Goal of the exercise: Each line of the material below is to be written out exactly. Leave out any picture.

§

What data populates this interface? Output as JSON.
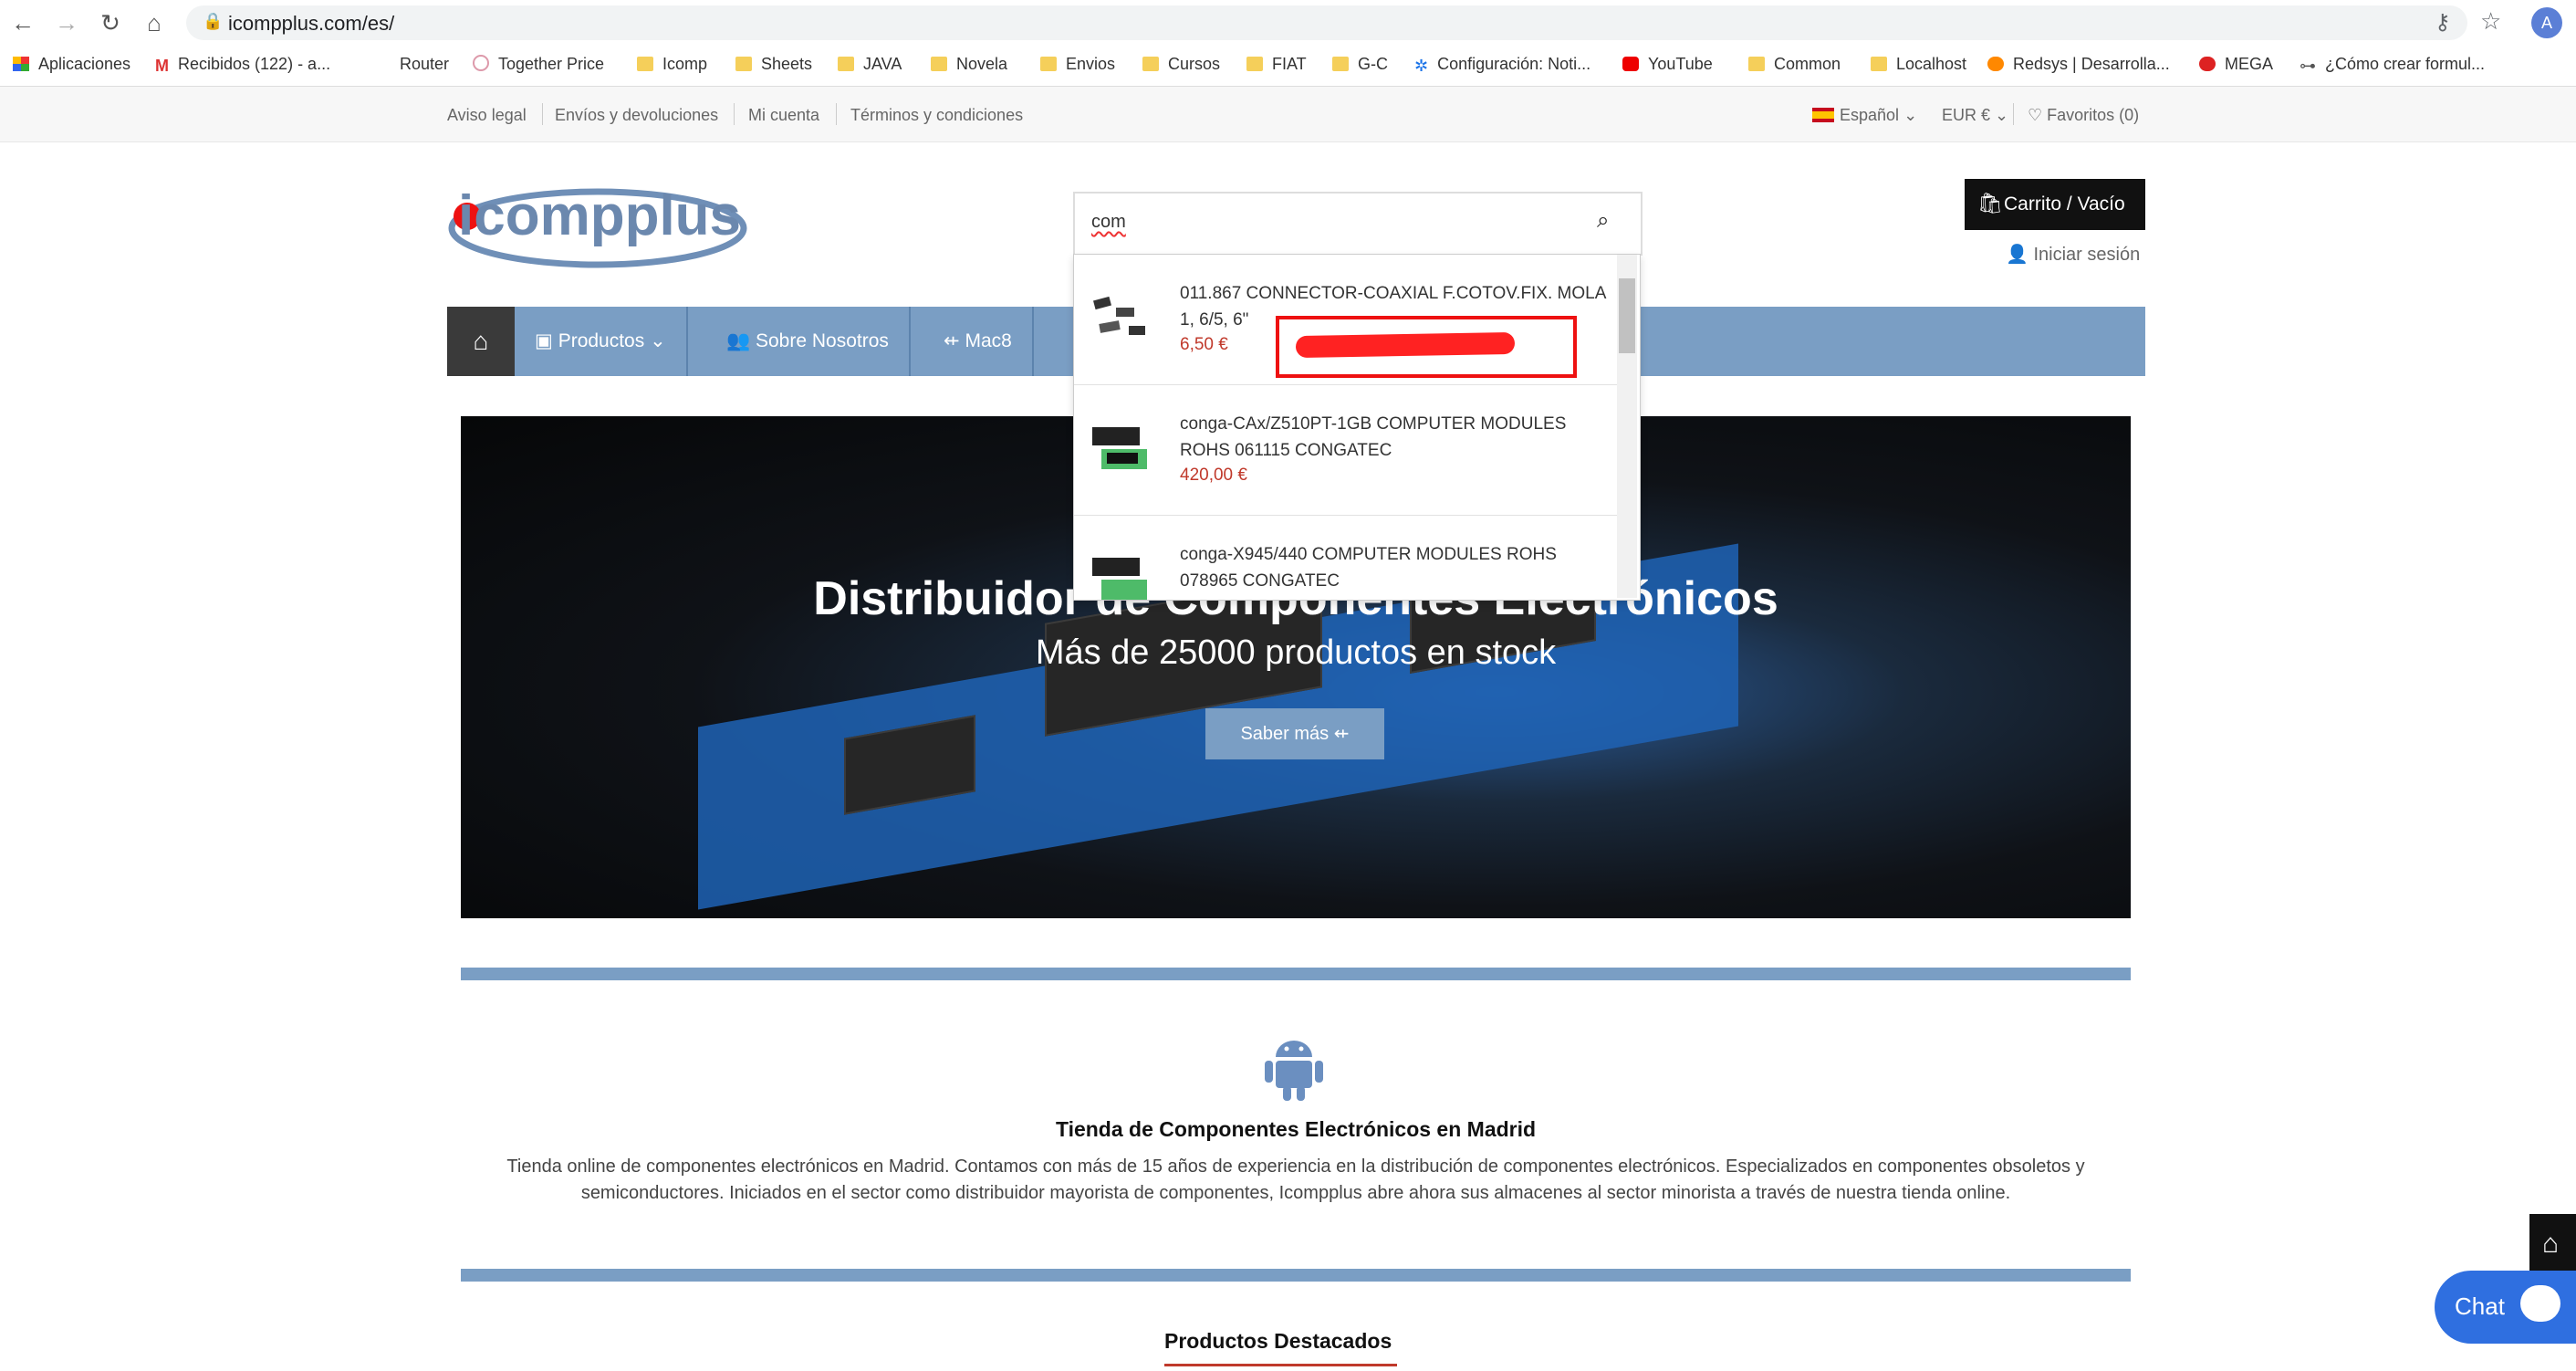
{
  "browser": {
    "url": "icompplus.com/es/",
    "profile_initial": "A",
    "bookmarks": [
      {
        "label": "Aplicaciones",
        "icon": "apps-grid-icon"
      },
      {
        "label": "Recibidos (122) - a...",
        "icon": "gmail-icon"
      },
      {
        "label": "Router",
        "icon": "blank-page-icon"
      },
      {
        "label": "Together Price",
        "icon": "togetherprice-icon"
      },
      {
        "label": "Icomp",
        "icon": "folder-icon"
      },
      {
        "label": "Sheets",
        "icon": "folder-icon"
      },
      {
        "label": "JAVA",
        "icon": "folder-icon"
      },
      {
        "label": "Novela",
        "icon": "folder-icon"
      },
      {
        "label": "Envios",
        "icon": "folder-icon"
      },
      {
        "label": "Cursos",
        "icon": "folder-icon"
      },
      {
        "label": "FIAT",
        "icon": "folder-icon"
      },
      {
        "label": "G-C",
        "icon": "folder-icon"
      },
      {
        "label": "Configuración: Noti...",
        "icon": "gear-icon"
      },
      {
        "label": "YouTube",
        "icon": "youtube-icon"
      },
      {
        "label": "Common",
        "icon": "folder-icon"
      },
      {
        "label": "Localhost",
        "icon": "folder-icon"
      },
      {
        "label": "Redsys | Desarrolla...",
        "icon": "firefox-icon"
      },
      {
        "label": "MEGA",
        "icon": "mega-icon"
      },
      {
        "label": "¿Cómo crear formul...",
        "icon": "car-icon"
      }
    ]
  },
  "utility_bar": {
    "links": [
      "Aviso legal",
      "Envíos y devoluciones",
      "Mi cuenta",
      "Términos y condiciones"
    ],
    "language": "Español",
    "currency": "EUR €",
    "favorites": "Favoritos (0)"
  },
  "header": {
    "logo_text": "icompplus",
    "search_value": "com",
    "cart_label": "Carrito / Vacío",
    "login_label": "Iniciar sesión"
  },
  "nav": {
    "items": [
      {
        "label": "Productos",
        "icon": "archive-box-icon"
      },
      {
        "label": "Sobre Nosotros",
        "icon": "users-icon"
      },
      {
        "label": "Mac8",
        "icon": "usb-icon"
      }
    ]
  },
  "search_results": [
    {
      "name": "011.867 CONNECTOR-COAXIAL F.COTOV.FIX. MOLA 1, 6/5, 6\"",
      "price": "6,50 €"
    },
    {
      "name": "conga-CAx/Z510PT-1GB COMPUTER MODULES ROHS 061115 CONGATEC",
      "price": "420,00 €"
    },
    {
      "name": "conga-X945/440 COMPUTER MODULES ROHS 078965 CONGATEC",
      "price": ""
    }
  ],
  "hero": {
    "title": "Distribuidor de Componentes Electrónicos",
    "subtitle": "Más de 25000 productos en stock",
    "button": "Saber más"
  },
  "about": {
    "title": "Tienda de Componentes Electrónicos en Madrid",
    "text": "Tienda online de componentes electrónicos en Madrid. Contamos con más de 15 años de experiencia en la distribución de componentes electrónicos. Especializados en componentes obsoletos y semiconductores. Iniciados en el sector como distribuidor mayorista de componentes, Icompplus abre ahora sus almacenes al sector minorista a través de nuestra tienda online."
  },
  "featured": {
    "title": "Productos Destacados"
  },
  "chat": {
    "label": "Chat"
  },
  "colors": {
    "nav_blue": "#7a9ec4",
    "accent_red": "#c0392b",
    "dark": "#111111"
  }
}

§

Written reply:
What data populates this interface? Output as JSON.
{
  "browser": {
    "url": "icompplus.com/es/",
    "profile_initial": "A",
    "bookmarks": [
      {
        "label": "Aplicaciones",
        "icon": "apps-grid-icon"
      },
      {
        "label": "Recibidos (122) - a...",
        "icon": "gmail-icon"
      },
      {
        "label": "Router",
        "icon": "blank-page-icon"
      },
      {
        "label": "Together Price",
        "icon": "togetherprice-icon"
      },
      {
        "label": "Icomp",
        "icon": "folder-icon"
      },
      {
        "label": "Sheets",
        "icon": "folder-icon"
      },
      {
        "label": "JAVA",
        "icon": "folder-icon"
      },
      {
        "label": "Novela",
        "icon": "folder-icon"
      },
      {
        "label": "Envios",
        "icon": "folder-icon"
      },
      {
        "label": "Cursos",
        "icon": "folder-icon"
      },
      {
        "label": "FIAT",
        "icon": "folder-icon"
      },
      {
        "label": "G-C",
        "icon": "folder-icon"
      },
      {
        "label": "Configuración: Noti...",
        "icon": "gear-icon"
      },
      {
        "label": "YouTube",
        "icon": "youtube-icon"
      },
      {
        "label": "Common",
        "icon": "folder-icon"
      },
      {
        "label": "Localhost",
        "icon": "folder-icon"
      },
      {
        "label": "Redsys | Desarrolla...",
        "icon": "firefox-icon"
      },
      {
        "label": "MEGA",
        "icon": "mega-icon"
      },
      {
        "label": "¿Cómo crear formul...",
        "icon": "car-icon"
      }
    ]
  },
  "utility_bar": {
    "links": [
      "Aviso legal",
      "Envíos y devoluciones",
      "Mi cuenta",
      "Términos y condiciones"
    ],
    "language": "Español",
    "currency": "EUR €",
    "favorites": "Favoritos (0)"
  },
  "header": {
    "logo_text": "icompplus",
    "search_value": "com",
    "cart_label": "Carrito / Vacío",
    "login_label": "Iniciar sesión"
  },
  "nav": {
    "items": [
      {
        "label": "Productos",
        "icon": "archive-box-icon"
      },
      {
        "label": "Sobre Nosotros",
        "icon": "users-icon"
      },
      {
        "label": "Mac8",
        "icon": "usb-icon"
      }
    ]
  },
  "search_results": [
    {
      "name": "011.867 CONNECTOR-COAXIAL F.COTOV.FIX. MOLA 1, 6/5, 6\"",
      "price": "6,50 €"
    },
    {
      "name": "conga-CAx/Z510PT-1GB COMPUTER MODULES ROHS 061115 CONGATEC",
      "price": "420,00 €"
    },
    {
      "name": "conga-X945/440 COMPUTER MODULES ROHS 078965 CONGATEC",
      "price": ""
    }
  ],
  "hero": {
    "title": "Distribuidor de Componentes Electrónicos",
    "subtitle": "Más de 25000 productos en stock",
    "button": "Saber más"
  },
  "about": {
    "title": "Tienda de Componentes Electrónicos en Madrid",
    "text": "Tienda online de componentes electrónicos en Madrid. Contamos con más de 15 años de experiencia en la distribución de componentes electrónicos. Especializados en componentes obsoletos y semiconductores. Iniciados en el sector como distribuidor mayorista de componentes, Icompplus abre ahora sus almacenes al sector minorista a través de nuestra tienda online."
  },
  "featured": {
    "title": "Productos Destacados"
  },
  "chat": {
    "label": "Chat"
  },
  "colors": {
    "nav_blue": "#7a9ec4",
    "accent_red": "#c0392b",
    "dark": "#111111"
  }
}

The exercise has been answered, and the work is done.